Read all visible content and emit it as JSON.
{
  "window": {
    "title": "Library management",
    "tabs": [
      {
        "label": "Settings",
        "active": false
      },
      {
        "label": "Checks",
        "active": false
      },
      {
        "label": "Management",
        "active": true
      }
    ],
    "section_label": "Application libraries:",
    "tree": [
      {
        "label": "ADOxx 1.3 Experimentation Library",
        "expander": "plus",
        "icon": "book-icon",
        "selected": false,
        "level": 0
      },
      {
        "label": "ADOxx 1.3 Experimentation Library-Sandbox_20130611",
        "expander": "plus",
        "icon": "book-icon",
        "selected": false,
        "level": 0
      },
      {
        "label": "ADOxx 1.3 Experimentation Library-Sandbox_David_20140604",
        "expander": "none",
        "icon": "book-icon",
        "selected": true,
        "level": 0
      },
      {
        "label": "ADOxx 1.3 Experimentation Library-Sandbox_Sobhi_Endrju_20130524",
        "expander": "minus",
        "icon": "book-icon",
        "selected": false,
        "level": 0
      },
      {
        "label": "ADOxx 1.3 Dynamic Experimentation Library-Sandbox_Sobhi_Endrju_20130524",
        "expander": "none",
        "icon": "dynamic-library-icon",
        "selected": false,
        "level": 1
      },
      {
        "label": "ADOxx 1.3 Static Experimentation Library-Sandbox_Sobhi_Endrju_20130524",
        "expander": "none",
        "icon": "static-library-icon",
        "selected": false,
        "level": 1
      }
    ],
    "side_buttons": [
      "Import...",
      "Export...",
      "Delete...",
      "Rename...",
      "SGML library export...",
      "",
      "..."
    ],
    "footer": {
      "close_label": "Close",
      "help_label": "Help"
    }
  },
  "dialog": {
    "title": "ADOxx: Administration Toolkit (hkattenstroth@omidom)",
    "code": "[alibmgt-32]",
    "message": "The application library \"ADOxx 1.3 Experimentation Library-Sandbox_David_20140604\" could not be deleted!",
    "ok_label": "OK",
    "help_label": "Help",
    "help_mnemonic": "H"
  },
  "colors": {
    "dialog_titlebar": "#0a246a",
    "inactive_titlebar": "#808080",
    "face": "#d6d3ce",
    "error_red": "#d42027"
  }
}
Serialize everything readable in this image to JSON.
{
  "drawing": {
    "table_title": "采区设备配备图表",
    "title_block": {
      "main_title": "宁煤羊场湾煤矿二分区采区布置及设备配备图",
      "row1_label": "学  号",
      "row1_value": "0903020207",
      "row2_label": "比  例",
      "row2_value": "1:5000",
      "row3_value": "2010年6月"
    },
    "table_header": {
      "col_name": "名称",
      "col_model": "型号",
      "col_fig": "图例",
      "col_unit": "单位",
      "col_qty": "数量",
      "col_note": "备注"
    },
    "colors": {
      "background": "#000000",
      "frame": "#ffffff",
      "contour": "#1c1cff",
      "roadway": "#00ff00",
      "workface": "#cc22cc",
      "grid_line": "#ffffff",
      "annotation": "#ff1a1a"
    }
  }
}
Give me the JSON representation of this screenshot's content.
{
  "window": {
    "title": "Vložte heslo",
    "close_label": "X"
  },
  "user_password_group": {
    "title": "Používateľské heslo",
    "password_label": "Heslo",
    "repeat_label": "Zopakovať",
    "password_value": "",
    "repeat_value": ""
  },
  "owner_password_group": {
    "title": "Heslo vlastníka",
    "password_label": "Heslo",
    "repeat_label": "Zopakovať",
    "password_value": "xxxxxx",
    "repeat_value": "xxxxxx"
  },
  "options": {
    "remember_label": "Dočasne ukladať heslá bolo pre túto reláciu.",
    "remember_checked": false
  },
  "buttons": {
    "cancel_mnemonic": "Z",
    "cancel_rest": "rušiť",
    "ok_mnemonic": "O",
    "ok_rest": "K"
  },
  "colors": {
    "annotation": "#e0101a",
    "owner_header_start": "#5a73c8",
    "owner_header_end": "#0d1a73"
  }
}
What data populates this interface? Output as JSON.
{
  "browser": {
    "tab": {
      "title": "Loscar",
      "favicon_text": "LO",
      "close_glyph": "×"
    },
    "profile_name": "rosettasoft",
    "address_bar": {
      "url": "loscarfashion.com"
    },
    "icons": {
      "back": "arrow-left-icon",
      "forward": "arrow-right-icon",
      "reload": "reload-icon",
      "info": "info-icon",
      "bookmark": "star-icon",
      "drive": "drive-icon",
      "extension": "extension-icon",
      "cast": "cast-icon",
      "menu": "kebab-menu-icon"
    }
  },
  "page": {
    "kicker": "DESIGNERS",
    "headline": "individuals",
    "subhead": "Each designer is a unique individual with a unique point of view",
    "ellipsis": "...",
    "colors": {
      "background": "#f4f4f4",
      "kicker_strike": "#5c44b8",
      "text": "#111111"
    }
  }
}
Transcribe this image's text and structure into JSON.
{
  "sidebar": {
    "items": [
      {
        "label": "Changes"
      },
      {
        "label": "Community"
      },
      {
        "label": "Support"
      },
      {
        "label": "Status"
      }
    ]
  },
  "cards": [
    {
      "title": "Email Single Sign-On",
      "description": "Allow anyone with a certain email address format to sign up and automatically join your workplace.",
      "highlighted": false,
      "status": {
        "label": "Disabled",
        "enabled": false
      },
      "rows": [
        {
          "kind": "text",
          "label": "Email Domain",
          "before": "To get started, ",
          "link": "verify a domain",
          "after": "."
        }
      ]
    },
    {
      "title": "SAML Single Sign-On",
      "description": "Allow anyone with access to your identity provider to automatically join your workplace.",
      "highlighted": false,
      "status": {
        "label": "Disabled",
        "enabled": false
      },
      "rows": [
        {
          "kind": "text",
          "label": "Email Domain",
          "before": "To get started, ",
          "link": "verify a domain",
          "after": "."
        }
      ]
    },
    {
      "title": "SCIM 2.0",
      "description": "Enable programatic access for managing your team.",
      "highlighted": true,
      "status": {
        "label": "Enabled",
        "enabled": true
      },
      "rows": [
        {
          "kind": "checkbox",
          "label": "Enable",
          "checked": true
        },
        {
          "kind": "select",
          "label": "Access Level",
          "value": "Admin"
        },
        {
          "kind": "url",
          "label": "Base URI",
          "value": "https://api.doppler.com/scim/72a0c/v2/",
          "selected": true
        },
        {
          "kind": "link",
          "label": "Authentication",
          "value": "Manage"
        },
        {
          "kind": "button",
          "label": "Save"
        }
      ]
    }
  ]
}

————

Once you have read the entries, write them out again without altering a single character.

> Response:
Read all visible content and emit it as JSON.
{
  "window": {
    "title": "Library management",
    "tabs": [
      {
        "label": "Settings",
        "active": false
      },
      {
        "label": "Checks",
        "active": false
      },
      {
        "label": "Management",
        "active": true
      }
    ],
    "section_label": "Application libraries:",
    "tree": [
      {
        "label": "ADOxx 1.3 Experimentation Library",
        "expander": "plus",
        "icon": "book-icon",
        "selected": false,
        "level": 0
      },
      {
        "label": "ADOxx 1.3 Experimentation Library-Sandbox_20130611",
        "expander": "plus",
        "icon": "book-icon",
        "selected": false,
        "level": 0
      },
      {
        "label": "ADOxx 1.3 Experimentation Library-Sandbox_David_20140604",
        "expander": "none",
        "icon": "book-icon",
        "selected": true,
        "level": 0
      },
      {
        "label": "ADOxx 1.3 Experimentation Library-Sandbox_Sobhi_Endrju_20130524",
        "expander": "minus",
        "icon": "book-icon",
        "selected": false,
        "level": 0
      },
      {
        "label": "ADOxx 1.3 Dynamic Experimentation Library-Sandbox_Sobhi_Endrju_20130524",
        "expander": "none",
        "icon": "dynamic-library-icon",
        "selected": false,
        "level": 1
      },
      {
        "label": "ADOxx 1.3 Static Experimentation Library-Sandbox_Sobhi_Endrju_20130524",
        "expander": "none",
        "icon": "static-library-icon",
        "selected": false,
        "level": 1
      }
    ],
    "side_buttons": [
      "Import...",
      "Export...",
      "Delete...",
      "Rename...",
      "SGML library export...",
      "",
      "..."
    ],
    "footer": {
      "close_label": "Close",
      "help_label": "Help"
    }
  },
  "dialog": {
    "title": "ADOxx: Administration Toolkit (hkattenstroth@omidom)",
    "code": "[alibmgt-32]",
    "message": "The application library \"ADOxx 1.3 Experimentation Library-Sandbox_David_20140604\" could not be deleted!",
    "ok_label": "OK",
    "help_label": "Help",
    "help_mnemonic": "H"
  },
  "colors": {
    "dialog_titlebar": "#0a246a",
    "inactive_titlebar": "#808080",
    "face": "#d6d3ce",
    "error_red": "#d42027"
  }
}
Serialize everything readable in this image to JSON.
{
  "drawing": {
    "table_title": "采区设备配备图表",
    "title_block": {
      "main_title": "宁煤羊场湾煤矿二分区采区布置及设备配备图",
      "row1_label": "学  号",
      "row1_value": "0903020207",
      "row2_label": "比  例",
      "row2_value": "1:5000",
      "row3_value": "2010年6月"
    },
    "table_header": {
      "col_name": "名称",
      "col_model": "型号",
      "col_fig": "图例",
      "col_unit": "单位",
      "col_qty": "数量",
      "col_note": "备注"
    },
    "colors": {
      "background": "#000000",
      "frame": "#ffffff",
      "contour": "#1c1cff",
      "roadway": "#00ff00",
      "workface": "#cc22cc",
      "grid_line": "#ffffff",
      "annotation": "#ff1a1a"
    }
  }
}
Give me the JSON representation of this screenshot's content.
{
  "window": {
    "title": "Vložte heslo",
    "close_label": "X"
  },
  "user_password_group": {
    "title": "Používateľské heslo",
    "password_label": "Heslo",
    "repeat_label": "Zopakovať",
    "password_value": "",
    "repeat_value": ""
  },
  "owner_password_group": {
    "title": "Heslo vlastníka",
    "password_label": "Heslo",
    "repeat_label": "Zopakovať",
    "password_value": "xxxxxx",
    "repeat_value": "xxxxxx"
  },
  "options": {
    "remember_label": "Dočasne ukladať heslá bolo pre túto reláciu.",
    "remember_checked": false
  },
  "buttons": {
    "cancel_mnemonic": "Z",
    "cancel_rest": "rušiť",
    "ok_mnemonic": "O",
    "ok_rest": "K"
  },
  "colors": {
    "annotation": "#e0101a",
    "owner_header_start": "#5a73c8",
    "owner_header_end": "#0d1a73"
  }
}
What data populates this interface? Output as JSON.
{
  "browser": {
    "tab": {
      "title": "Loscar",
      "favicon_text": "LO",
      "close_glyph": "×"
    },
    "profile_name": "rosettasoft",
    "address_bar": {
      "url": "loscarfashion.com"
    },
    "icons": {
      "back": "arrow-left-icon",
      "forward": "arrow-right-icon",
      "reload": "reload-icon",
      "info": "info-icon",
      "bookmark": "star-icon",
      "drive": "drive-icon",
      "extension": "extension-icon",
      "cast": "cast-icon",
      "menu": "kebab-menu-icon"
    }
  },
  "page": {
    "kicker": "DESIGNERS",
    "headline": "individuals",
    "subhead": "Each designer is a unique individual with a unique point of view",
    "ellipsis": "...",
    "colors": {
      "background": "#f4f4f4",
      "kicker_strike": "#5c44b8",
      "text": "#111111"
    }
  }
}
Transcribe this image's text and structure into JSON.
{
  "sidebar": {
    "items": [
      {
        "label": "Changes"
      },
      {
        "label": "Community"
      },
      {
        "label": "Support"
      },
      {
        "label": "Status"
      }
    ]
  },
  "cards": [
    {
      "title": "Email Single Sign-On",
      "description": "Allow anyone with a certain email address format to sign up and automatically join your workplace.",
      "highlighted": false,
      "status": {
        "label": "Disabled",
        "enabled": false
      },
      "rows": [
        {
          "kind": "text",
          "label": "Email Domain",
          "before": "To get started, ",
          "link": "verify a domain",
          "after": "."
        }
      ]
    },
    {
      "title": "SAML Single Sign-On",
      "description": "Allow anyone with access to your identity provider to automatically join your workplace.",
      "highlighted": false,
      "status": {
        "label": "Disabled",
        "enabled": false
      },
      "rows": [
        {
          "kind": "text",
          "label": "Email Domain",
          "before": "To get started, ",
          "link": "verify a domain",
          "after": "."
        }
      ]
    },
    {
      "title": "SCIM 2.0",
      "description": "Enable programatic access for managing your team.",
      "highlighted": true,
      "status": {
        "label": "Enabled",
        "enabled": true
      },
      "rows": [
        {
          "kind": "checkbox",
          "label": "Enable",
          "checked": true
        },
        {
          "kind": "select",
          "label": "Access Level",
          "value": "Admin"
        },
        {
          "kind": "url",
          "label": "Base URI",
          "value": "https://api.doppler.com/scim/72a0c/v2/",
          "selected": true
        },
        {
          "kind": "link",
          "label": "Authentication",
          "value": "Manage"
        },
        {
          "kind": "button",
          "label": "Save"
        }
      ]
    }
  ]
}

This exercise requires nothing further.